Gather from the material every line that contains the string "requerimientos".

--- DATASET CONTENT Enclosed Below ---

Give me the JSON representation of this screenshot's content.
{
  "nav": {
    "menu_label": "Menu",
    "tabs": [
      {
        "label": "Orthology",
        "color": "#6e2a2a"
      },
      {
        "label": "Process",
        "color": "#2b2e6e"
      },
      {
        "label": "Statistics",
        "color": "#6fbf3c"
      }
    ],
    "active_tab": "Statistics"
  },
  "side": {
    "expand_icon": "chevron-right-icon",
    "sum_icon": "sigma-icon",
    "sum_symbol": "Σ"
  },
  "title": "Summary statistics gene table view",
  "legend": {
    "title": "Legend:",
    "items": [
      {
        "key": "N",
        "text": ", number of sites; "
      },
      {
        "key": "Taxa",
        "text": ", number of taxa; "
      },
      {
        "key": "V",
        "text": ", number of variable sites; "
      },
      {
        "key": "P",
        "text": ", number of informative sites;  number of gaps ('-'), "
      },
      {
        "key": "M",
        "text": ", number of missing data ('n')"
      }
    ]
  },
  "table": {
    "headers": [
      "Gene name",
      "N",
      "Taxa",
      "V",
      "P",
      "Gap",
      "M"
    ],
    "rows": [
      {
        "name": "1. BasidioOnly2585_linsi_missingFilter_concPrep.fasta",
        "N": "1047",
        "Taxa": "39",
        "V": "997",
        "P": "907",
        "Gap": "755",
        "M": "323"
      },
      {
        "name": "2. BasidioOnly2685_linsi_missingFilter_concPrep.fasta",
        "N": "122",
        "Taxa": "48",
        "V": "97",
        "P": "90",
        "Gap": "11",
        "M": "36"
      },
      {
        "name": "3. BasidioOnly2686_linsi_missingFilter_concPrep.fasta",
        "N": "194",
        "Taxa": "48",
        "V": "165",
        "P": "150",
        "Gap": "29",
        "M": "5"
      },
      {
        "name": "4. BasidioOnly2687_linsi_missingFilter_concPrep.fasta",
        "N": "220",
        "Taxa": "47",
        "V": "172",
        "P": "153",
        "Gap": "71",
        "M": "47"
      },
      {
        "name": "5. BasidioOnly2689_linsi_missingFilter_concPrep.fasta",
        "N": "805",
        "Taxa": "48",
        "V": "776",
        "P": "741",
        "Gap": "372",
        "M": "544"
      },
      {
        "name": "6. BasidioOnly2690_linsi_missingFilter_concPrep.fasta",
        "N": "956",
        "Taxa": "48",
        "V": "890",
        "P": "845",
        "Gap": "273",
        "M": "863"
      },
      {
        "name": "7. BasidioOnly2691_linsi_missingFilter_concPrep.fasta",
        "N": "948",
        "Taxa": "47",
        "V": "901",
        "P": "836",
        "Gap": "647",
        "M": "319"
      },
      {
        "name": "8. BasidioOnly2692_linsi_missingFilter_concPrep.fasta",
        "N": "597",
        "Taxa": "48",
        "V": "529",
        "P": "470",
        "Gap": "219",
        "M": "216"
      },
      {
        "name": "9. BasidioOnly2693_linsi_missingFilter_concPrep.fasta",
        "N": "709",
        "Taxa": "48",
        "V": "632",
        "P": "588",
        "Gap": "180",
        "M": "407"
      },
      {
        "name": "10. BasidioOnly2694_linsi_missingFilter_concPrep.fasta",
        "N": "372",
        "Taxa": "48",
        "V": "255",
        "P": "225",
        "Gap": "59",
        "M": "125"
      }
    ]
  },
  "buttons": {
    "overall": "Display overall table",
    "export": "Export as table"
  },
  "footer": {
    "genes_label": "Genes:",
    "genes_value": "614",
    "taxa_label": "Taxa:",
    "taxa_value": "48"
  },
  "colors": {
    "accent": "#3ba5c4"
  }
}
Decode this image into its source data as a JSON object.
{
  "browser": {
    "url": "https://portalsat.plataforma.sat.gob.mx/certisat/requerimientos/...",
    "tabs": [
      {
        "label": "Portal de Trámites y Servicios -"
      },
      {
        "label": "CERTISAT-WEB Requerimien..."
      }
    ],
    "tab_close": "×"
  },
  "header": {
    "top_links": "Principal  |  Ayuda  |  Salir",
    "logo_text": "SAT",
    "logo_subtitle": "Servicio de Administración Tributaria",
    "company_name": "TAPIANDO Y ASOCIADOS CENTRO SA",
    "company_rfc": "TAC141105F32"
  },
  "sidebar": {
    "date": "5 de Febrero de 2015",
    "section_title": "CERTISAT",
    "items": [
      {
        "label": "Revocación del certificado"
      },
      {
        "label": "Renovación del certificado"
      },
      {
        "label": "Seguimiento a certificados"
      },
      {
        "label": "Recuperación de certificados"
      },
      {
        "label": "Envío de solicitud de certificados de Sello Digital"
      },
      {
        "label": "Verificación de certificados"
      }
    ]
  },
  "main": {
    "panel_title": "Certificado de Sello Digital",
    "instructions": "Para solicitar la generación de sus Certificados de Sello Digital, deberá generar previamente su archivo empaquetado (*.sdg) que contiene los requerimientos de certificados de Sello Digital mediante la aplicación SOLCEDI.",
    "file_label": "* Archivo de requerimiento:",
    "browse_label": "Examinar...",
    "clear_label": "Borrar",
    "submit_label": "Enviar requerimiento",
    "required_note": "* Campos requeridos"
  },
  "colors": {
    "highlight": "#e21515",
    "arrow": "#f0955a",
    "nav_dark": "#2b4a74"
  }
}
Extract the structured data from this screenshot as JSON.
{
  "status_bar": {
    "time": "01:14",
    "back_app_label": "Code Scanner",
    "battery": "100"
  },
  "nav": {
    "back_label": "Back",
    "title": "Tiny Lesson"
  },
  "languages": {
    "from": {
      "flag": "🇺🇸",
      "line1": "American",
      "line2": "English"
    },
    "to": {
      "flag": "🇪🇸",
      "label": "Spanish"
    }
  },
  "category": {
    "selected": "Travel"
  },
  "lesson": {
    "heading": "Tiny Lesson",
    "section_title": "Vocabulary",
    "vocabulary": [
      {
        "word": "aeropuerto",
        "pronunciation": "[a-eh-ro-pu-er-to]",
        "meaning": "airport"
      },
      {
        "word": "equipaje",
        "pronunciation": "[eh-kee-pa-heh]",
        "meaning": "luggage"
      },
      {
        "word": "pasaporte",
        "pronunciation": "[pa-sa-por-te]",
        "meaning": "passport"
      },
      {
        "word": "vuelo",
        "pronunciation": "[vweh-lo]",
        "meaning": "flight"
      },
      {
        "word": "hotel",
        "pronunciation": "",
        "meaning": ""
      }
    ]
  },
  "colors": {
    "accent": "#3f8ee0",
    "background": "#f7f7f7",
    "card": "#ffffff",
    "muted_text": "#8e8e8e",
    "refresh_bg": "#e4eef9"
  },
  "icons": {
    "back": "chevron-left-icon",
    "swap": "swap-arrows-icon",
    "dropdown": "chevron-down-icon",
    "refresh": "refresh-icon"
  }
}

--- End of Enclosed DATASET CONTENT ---

> _REPLY TO THE EXERCISE_
    "url": "https://portalsat.plataforma.sat.gob.mx/certisat/requerimientos/...",
    "instructions": "Para solicitar la generación de sus Certificados de Sello Digital, deberá generar previamente su archivo empaquetado (*.sdg) que contiene los requerimientos de certificados de Sello Digital mediante la aplicación SOLCEDI.",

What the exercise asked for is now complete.